INSTRUCTIONS FOR THE TASK: Copy out each line below containing "from".

DATASET CONTENT:
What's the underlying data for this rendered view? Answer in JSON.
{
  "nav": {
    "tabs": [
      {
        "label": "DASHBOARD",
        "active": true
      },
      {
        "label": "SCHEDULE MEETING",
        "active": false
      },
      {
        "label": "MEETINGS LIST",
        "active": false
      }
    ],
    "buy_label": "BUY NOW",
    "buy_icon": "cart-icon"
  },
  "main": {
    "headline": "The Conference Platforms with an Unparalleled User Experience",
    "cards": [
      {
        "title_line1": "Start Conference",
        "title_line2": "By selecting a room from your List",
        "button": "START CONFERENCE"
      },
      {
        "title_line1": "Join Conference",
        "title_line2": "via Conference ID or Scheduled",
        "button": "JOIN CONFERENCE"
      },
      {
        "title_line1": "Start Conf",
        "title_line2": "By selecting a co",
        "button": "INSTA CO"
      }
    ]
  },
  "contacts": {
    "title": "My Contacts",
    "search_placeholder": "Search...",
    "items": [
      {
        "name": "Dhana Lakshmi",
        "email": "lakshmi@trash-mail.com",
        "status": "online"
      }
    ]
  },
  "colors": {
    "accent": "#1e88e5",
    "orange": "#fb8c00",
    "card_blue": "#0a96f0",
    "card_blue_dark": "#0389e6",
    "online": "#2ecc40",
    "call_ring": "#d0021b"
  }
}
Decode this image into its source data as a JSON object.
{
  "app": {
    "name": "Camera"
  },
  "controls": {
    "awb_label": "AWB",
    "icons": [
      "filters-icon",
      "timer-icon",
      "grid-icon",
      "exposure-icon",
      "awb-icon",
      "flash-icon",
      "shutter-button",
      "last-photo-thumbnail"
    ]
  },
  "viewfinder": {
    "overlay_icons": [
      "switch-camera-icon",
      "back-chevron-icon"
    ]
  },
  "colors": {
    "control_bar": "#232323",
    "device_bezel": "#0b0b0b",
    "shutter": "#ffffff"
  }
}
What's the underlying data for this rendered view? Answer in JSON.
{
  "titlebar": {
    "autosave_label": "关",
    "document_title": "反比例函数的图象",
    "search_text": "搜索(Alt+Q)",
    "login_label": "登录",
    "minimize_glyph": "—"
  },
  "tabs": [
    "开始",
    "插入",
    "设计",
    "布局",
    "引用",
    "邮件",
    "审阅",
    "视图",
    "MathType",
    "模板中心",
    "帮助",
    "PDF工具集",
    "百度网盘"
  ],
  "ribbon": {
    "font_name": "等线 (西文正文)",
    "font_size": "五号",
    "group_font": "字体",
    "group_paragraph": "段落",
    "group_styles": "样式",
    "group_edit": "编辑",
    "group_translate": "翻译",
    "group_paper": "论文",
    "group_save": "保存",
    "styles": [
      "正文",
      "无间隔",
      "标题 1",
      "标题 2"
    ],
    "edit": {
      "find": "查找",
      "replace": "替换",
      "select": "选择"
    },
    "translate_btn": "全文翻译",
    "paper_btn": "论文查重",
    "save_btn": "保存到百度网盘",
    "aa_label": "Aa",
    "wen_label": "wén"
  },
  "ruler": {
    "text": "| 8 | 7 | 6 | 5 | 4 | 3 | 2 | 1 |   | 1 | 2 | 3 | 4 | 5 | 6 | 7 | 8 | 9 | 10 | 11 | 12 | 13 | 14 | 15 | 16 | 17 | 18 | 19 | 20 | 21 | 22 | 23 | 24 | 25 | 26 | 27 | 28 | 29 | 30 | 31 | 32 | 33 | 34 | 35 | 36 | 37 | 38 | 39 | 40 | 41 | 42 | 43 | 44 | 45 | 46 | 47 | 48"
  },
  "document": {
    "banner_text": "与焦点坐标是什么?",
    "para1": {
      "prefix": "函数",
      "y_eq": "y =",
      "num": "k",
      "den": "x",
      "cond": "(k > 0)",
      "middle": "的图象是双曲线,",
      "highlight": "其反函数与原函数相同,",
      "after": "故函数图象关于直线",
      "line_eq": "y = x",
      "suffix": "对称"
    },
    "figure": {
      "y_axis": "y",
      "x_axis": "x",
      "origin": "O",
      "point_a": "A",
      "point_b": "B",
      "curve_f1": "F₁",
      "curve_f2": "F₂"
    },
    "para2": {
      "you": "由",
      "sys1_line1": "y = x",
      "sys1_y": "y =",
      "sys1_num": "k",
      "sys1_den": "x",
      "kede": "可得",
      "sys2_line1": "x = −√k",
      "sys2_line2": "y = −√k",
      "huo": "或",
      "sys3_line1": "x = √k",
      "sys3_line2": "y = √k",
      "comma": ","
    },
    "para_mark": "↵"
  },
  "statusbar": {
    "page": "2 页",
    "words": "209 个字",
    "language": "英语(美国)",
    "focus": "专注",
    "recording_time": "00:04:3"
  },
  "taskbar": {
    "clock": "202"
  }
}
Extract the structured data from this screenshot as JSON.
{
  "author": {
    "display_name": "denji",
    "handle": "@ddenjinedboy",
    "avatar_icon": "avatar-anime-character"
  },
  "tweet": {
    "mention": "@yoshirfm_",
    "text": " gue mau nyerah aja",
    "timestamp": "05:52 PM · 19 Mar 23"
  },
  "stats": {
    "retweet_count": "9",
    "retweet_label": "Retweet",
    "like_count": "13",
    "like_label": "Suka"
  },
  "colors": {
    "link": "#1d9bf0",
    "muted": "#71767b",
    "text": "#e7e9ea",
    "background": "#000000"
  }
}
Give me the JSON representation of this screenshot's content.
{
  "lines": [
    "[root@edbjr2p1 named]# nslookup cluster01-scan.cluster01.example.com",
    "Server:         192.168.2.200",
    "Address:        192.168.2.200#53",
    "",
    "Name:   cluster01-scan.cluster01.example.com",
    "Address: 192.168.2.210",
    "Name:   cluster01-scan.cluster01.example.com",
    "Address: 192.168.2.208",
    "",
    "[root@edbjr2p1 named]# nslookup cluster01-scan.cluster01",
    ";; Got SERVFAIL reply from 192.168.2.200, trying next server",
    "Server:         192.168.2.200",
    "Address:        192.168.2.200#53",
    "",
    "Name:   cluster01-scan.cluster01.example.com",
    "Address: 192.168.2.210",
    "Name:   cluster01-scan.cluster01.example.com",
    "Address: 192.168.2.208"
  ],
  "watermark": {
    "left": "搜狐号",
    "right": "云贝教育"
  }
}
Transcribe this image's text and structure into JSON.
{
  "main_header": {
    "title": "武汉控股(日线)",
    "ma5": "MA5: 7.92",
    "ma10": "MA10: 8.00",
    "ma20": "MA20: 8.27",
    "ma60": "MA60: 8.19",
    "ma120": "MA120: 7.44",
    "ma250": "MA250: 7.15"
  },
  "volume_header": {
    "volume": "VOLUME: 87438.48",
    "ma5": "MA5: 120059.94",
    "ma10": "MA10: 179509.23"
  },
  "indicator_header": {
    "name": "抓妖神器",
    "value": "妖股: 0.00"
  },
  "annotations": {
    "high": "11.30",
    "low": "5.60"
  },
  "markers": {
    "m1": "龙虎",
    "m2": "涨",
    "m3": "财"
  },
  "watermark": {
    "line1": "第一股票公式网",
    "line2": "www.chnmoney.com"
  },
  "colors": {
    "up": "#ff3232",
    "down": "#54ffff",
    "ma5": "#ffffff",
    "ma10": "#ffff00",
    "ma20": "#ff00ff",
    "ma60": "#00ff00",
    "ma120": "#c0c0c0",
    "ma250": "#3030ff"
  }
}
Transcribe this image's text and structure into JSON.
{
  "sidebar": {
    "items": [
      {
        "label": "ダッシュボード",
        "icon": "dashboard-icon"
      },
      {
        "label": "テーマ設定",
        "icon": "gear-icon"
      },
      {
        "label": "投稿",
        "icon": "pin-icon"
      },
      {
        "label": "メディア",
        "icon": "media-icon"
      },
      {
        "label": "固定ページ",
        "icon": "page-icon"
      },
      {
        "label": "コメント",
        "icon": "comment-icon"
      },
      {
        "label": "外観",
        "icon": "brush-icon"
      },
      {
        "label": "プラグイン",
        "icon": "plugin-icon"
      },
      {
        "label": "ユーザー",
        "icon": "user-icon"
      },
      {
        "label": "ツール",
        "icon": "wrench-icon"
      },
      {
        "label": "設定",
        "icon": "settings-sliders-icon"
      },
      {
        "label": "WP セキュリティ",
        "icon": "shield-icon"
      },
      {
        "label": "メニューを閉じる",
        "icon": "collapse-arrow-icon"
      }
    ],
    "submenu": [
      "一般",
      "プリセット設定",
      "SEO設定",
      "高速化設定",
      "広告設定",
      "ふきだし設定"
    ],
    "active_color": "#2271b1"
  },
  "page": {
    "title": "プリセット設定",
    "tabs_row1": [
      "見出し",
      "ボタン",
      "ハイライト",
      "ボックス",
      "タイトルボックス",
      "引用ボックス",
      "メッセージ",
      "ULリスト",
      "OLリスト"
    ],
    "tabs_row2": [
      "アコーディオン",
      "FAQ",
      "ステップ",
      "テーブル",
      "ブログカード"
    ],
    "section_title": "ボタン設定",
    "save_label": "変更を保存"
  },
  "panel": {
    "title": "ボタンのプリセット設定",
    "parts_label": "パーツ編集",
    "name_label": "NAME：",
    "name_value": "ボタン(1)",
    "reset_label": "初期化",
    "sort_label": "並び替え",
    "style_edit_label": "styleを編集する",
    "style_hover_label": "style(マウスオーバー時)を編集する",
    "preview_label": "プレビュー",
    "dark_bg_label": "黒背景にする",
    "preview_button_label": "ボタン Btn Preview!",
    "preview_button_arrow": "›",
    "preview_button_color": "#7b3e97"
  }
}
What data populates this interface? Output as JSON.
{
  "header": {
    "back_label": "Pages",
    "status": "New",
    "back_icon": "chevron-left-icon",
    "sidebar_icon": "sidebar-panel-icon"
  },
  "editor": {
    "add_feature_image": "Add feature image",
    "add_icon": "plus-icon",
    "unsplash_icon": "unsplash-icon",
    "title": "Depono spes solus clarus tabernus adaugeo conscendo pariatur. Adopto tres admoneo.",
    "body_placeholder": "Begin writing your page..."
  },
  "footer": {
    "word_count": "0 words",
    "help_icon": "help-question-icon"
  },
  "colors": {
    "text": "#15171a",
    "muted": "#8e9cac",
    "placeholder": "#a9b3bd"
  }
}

ANSWER SECTION:
        "title_line2": "By selecting a room from your List",
Extract the structured data from this screenshot as JSON.
    ";; Got SERVFAIL reply from 192.168.2.200, trying next server",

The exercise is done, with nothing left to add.